Problem to solve: Only the number is wanted: how many lines in the data contain "Inserir"?

┌─ Data

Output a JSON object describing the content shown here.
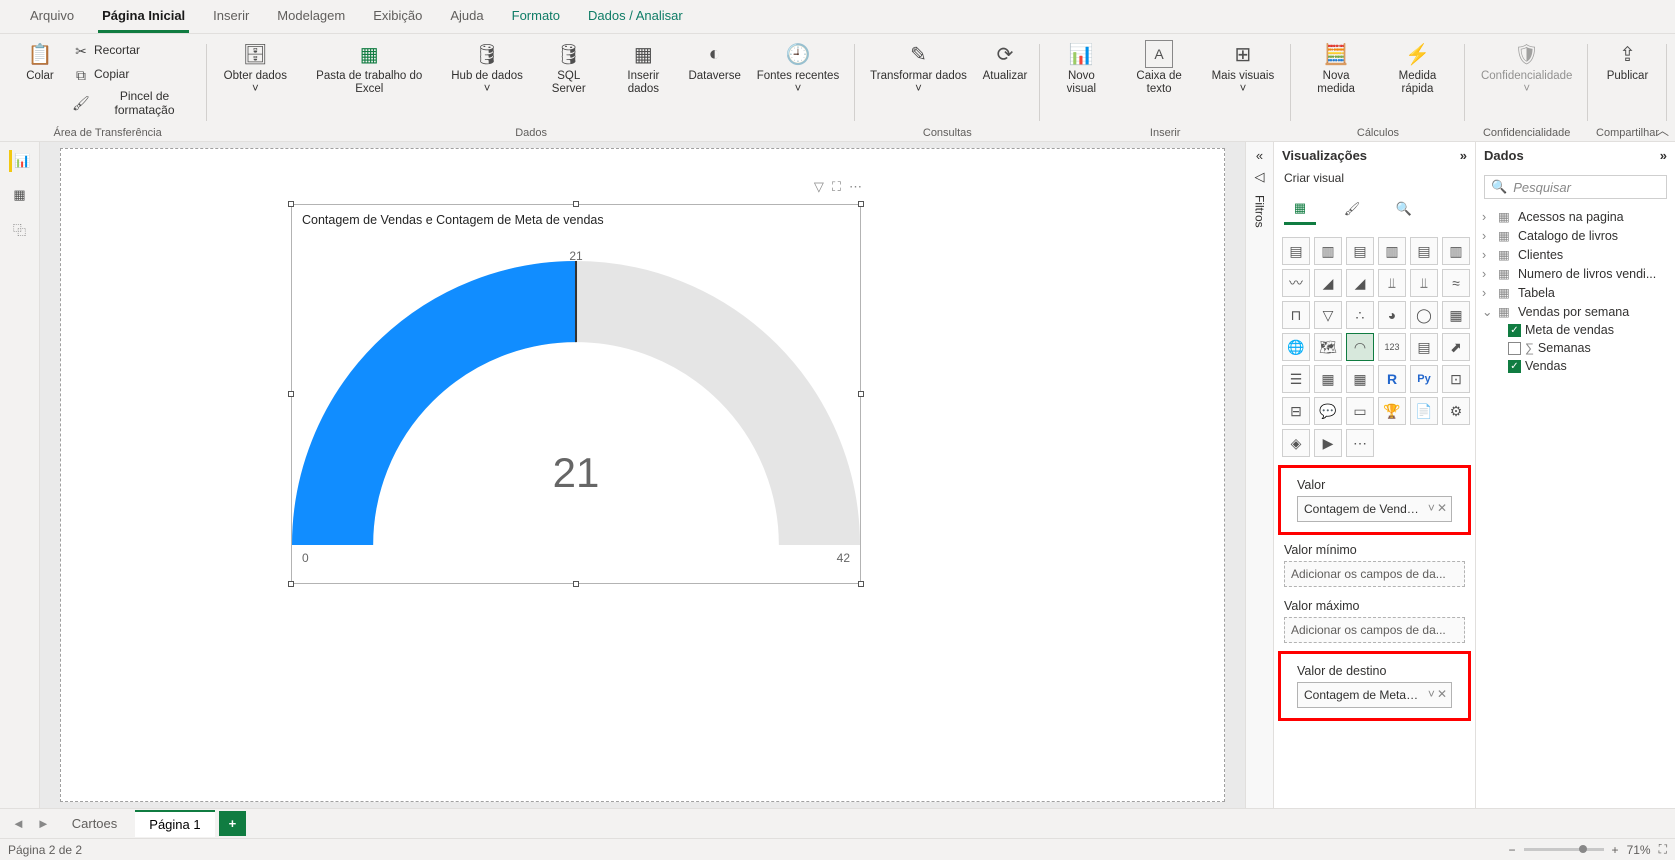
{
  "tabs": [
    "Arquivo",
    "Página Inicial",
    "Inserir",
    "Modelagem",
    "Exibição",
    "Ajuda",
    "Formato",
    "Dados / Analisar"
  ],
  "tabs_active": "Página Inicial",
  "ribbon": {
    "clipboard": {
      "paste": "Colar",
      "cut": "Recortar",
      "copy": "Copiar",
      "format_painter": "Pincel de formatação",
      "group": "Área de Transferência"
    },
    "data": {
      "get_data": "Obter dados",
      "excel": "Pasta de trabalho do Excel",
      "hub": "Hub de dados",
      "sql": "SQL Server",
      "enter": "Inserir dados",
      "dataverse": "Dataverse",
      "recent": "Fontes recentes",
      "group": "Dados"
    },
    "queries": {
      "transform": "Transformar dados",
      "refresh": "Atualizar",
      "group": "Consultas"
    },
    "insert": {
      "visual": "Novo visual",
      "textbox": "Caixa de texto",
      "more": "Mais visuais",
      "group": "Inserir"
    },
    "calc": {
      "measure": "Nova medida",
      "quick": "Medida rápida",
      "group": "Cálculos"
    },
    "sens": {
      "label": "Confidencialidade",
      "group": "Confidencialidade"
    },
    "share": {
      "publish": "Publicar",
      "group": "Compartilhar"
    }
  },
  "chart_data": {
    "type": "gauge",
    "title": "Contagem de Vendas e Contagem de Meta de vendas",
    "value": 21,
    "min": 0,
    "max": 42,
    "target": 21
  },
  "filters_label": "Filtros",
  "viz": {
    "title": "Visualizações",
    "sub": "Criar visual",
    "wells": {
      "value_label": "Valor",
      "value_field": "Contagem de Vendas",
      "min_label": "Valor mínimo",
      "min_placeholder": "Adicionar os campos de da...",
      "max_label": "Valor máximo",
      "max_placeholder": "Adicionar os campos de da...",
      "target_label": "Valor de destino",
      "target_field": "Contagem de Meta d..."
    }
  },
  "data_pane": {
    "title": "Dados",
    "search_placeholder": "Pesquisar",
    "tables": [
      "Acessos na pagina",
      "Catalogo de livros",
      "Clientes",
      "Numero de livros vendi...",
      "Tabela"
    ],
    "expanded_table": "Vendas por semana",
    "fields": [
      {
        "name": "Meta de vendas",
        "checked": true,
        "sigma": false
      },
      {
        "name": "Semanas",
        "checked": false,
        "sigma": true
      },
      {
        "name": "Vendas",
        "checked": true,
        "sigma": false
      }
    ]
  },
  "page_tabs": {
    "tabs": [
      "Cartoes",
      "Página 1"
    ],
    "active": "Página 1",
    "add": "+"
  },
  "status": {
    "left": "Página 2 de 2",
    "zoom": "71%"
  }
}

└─
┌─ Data

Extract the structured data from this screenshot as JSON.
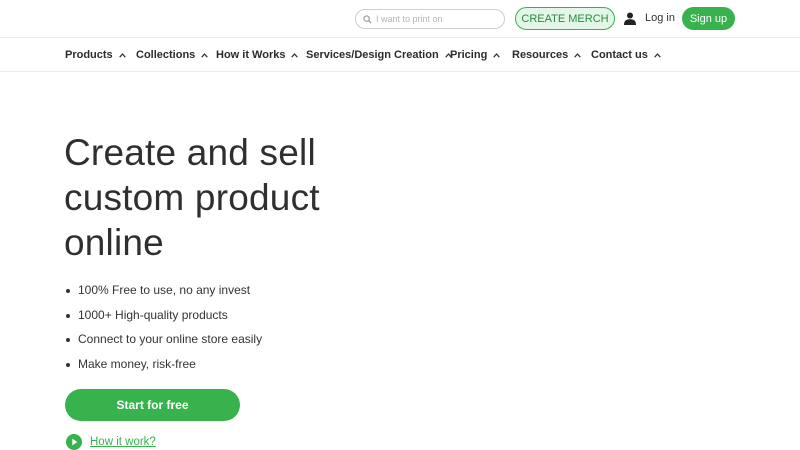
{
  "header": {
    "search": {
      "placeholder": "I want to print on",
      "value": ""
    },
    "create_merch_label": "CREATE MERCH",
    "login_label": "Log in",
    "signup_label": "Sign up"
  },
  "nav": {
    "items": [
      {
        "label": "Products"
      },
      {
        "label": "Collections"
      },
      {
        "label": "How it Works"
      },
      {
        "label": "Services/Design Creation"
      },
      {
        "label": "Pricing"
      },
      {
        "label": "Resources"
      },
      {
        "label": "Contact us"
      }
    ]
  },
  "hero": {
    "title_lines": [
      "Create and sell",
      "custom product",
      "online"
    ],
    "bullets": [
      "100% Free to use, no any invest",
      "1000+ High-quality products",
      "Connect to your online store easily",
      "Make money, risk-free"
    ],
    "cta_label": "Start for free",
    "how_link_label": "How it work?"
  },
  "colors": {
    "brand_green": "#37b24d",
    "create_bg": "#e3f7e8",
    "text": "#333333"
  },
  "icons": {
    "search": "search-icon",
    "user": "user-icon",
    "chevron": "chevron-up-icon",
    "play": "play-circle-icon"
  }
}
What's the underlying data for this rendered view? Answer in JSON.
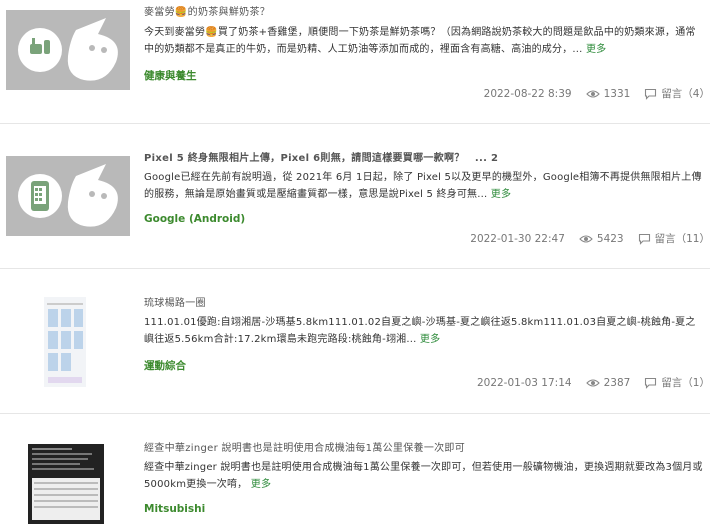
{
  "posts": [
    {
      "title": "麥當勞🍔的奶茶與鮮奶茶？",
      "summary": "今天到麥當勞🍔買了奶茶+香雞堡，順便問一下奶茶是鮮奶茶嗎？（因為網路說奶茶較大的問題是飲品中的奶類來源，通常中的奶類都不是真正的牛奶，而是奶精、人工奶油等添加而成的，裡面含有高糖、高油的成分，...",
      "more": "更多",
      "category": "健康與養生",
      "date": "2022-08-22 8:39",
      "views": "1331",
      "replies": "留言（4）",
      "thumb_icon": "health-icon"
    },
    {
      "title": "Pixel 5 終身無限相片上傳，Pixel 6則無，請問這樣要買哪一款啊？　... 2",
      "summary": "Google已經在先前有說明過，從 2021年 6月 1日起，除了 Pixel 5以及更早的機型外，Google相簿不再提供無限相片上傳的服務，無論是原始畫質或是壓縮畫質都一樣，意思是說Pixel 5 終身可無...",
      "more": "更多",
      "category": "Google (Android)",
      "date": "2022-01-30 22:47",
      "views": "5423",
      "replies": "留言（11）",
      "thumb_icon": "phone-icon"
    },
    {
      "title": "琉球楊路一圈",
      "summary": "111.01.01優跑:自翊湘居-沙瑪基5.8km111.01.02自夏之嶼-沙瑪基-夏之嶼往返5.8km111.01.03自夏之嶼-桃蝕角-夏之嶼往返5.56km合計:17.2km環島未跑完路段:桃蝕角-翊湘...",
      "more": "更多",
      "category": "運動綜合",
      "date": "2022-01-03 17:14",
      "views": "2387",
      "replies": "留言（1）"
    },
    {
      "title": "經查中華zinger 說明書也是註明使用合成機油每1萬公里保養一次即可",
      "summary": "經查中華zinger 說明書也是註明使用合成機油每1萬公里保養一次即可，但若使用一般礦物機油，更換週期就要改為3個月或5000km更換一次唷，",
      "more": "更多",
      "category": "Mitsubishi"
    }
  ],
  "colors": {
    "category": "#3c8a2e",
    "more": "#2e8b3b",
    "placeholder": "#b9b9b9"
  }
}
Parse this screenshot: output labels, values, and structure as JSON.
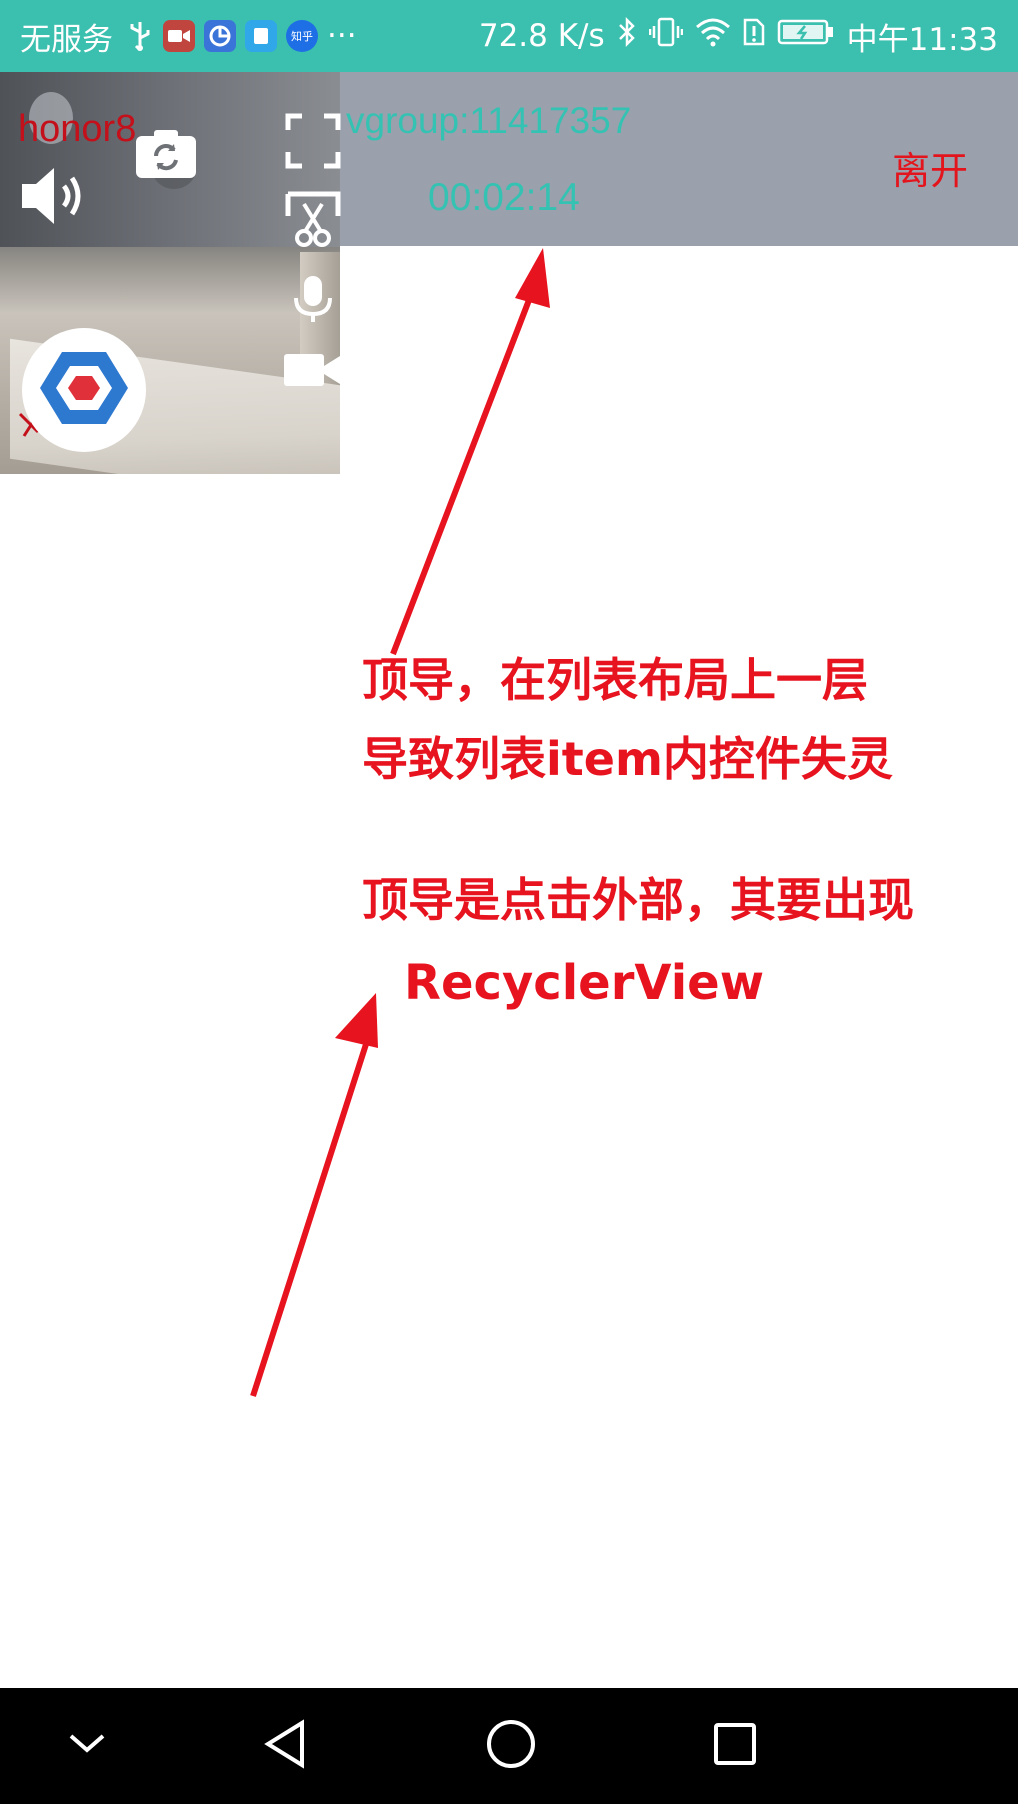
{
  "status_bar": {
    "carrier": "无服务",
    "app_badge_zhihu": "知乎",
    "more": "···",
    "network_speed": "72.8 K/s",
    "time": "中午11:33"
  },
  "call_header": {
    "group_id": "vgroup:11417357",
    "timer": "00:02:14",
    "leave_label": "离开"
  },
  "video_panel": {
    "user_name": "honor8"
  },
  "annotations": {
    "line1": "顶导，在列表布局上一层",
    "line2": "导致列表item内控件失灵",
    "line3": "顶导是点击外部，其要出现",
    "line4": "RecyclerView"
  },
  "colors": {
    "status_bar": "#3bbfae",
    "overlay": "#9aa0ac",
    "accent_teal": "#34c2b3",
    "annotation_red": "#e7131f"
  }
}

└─

Exercise answer: 3